EXERCISE DESCRIPTION → Say how many of the lines below contain the word "date"; nothing else belongs in the answer.

════════

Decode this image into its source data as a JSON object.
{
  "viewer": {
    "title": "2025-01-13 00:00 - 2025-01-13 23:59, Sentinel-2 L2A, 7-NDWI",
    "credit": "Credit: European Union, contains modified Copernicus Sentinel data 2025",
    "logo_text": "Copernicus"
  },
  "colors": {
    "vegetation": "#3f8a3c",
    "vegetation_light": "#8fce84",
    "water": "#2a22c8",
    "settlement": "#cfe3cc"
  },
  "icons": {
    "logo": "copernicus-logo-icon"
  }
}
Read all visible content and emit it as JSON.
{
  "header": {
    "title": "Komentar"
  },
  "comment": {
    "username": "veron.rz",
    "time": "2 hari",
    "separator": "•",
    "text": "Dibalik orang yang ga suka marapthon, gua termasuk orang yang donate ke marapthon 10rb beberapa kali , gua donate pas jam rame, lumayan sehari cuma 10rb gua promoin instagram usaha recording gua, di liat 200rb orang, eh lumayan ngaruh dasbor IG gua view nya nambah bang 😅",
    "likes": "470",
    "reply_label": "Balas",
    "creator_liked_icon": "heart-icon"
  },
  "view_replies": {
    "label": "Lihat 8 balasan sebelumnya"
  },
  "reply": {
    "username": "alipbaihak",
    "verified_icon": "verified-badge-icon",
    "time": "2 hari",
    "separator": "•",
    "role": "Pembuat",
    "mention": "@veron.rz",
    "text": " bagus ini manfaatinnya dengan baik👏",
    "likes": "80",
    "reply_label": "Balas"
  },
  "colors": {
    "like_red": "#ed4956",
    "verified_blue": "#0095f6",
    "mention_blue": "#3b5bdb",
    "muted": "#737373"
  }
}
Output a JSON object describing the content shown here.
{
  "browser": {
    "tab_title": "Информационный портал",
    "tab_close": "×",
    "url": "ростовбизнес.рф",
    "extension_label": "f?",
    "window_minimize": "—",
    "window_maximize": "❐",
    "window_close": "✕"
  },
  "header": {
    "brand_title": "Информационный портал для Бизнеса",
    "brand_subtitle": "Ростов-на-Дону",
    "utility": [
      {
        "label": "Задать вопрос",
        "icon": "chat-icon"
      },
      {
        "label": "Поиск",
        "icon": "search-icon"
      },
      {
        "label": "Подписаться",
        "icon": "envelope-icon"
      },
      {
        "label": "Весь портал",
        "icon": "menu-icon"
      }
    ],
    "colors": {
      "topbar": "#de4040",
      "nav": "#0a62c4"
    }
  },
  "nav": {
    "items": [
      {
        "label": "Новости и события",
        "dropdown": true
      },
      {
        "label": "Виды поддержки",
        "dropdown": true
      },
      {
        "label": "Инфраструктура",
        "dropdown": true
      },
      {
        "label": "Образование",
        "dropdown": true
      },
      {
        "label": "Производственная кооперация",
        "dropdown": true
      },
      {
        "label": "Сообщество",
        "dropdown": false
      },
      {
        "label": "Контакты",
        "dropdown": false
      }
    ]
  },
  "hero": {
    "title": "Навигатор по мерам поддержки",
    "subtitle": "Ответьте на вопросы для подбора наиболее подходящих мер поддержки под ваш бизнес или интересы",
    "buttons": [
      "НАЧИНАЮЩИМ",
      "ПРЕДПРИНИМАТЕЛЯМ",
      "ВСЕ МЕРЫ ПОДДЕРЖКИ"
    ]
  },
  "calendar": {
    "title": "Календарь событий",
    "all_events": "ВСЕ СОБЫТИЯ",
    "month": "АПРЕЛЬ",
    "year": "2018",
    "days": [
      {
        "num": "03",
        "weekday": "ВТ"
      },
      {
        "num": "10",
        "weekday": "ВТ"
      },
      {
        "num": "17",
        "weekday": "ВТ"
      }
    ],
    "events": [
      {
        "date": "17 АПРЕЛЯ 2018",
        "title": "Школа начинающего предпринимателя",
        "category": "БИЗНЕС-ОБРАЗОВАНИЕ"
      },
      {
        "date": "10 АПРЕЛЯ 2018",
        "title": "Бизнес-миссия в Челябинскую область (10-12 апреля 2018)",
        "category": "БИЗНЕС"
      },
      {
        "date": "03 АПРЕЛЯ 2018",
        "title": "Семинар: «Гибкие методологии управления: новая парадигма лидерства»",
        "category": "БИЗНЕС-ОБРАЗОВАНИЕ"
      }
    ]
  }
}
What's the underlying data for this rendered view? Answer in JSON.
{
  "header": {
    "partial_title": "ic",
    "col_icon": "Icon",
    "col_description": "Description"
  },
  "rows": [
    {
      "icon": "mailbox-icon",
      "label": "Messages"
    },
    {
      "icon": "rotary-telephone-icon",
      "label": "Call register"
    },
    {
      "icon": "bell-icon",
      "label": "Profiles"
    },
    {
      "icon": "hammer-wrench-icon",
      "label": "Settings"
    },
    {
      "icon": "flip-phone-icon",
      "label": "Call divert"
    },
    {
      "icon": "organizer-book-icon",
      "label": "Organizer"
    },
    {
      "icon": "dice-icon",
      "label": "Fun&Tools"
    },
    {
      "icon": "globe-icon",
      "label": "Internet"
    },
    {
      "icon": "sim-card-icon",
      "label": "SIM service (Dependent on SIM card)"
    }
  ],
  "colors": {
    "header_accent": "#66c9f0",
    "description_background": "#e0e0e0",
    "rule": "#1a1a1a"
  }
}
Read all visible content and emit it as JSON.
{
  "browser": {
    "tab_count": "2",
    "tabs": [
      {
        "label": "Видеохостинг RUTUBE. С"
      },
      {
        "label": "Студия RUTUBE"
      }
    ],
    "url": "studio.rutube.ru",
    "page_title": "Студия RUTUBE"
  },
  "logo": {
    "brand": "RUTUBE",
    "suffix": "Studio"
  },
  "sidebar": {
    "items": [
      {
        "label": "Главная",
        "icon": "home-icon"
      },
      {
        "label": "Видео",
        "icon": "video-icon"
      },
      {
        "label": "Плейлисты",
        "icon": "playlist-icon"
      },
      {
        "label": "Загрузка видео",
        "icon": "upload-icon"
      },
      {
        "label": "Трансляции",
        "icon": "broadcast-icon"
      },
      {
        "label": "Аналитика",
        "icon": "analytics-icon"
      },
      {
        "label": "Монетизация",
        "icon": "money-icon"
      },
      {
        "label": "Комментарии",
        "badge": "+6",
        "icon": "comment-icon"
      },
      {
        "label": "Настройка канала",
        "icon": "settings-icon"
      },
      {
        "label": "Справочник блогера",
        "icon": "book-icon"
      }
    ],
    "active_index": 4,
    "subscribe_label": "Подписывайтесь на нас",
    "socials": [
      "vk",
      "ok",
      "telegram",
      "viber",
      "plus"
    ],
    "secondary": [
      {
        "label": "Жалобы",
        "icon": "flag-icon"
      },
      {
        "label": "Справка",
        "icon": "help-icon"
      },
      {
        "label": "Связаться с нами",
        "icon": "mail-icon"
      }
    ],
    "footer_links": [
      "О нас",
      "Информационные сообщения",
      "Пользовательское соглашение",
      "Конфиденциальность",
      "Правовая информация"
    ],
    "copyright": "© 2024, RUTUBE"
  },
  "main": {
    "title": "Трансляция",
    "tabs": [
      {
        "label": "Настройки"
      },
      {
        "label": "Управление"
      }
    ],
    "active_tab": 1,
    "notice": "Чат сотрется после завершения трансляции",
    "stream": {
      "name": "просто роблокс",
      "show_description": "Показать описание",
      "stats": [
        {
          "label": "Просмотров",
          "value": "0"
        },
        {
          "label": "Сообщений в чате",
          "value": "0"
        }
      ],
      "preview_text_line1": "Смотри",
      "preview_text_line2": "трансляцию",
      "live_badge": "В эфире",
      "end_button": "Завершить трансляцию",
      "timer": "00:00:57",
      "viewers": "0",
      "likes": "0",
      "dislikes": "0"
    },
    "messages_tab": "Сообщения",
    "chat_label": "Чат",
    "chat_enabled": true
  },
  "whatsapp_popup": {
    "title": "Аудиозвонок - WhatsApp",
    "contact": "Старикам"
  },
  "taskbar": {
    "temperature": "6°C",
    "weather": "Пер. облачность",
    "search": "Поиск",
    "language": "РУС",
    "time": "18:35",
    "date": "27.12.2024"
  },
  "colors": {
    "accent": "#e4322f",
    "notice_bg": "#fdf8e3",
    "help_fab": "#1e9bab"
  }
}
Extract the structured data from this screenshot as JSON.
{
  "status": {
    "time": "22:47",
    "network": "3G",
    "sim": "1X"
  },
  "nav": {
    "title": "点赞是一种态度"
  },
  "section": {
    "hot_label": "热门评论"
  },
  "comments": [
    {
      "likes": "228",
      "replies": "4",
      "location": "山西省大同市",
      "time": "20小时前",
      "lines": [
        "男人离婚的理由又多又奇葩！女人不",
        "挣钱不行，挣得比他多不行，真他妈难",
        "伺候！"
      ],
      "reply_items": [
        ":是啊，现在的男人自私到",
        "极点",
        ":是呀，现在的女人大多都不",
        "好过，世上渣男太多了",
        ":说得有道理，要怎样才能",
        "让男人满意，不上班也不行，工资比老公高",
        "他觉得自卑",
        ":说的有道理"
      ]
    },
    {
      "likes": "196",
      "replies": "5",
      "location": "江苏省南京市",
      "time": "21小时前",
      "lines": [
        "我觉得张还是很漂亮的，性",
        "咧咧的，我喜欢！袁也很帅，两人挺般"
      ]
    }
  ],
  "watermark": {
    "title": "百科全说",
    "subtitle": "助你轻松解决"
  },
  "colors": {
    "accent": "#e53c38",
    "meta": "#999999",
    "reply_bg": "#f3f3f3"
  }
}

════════

ANSWER BOX → 4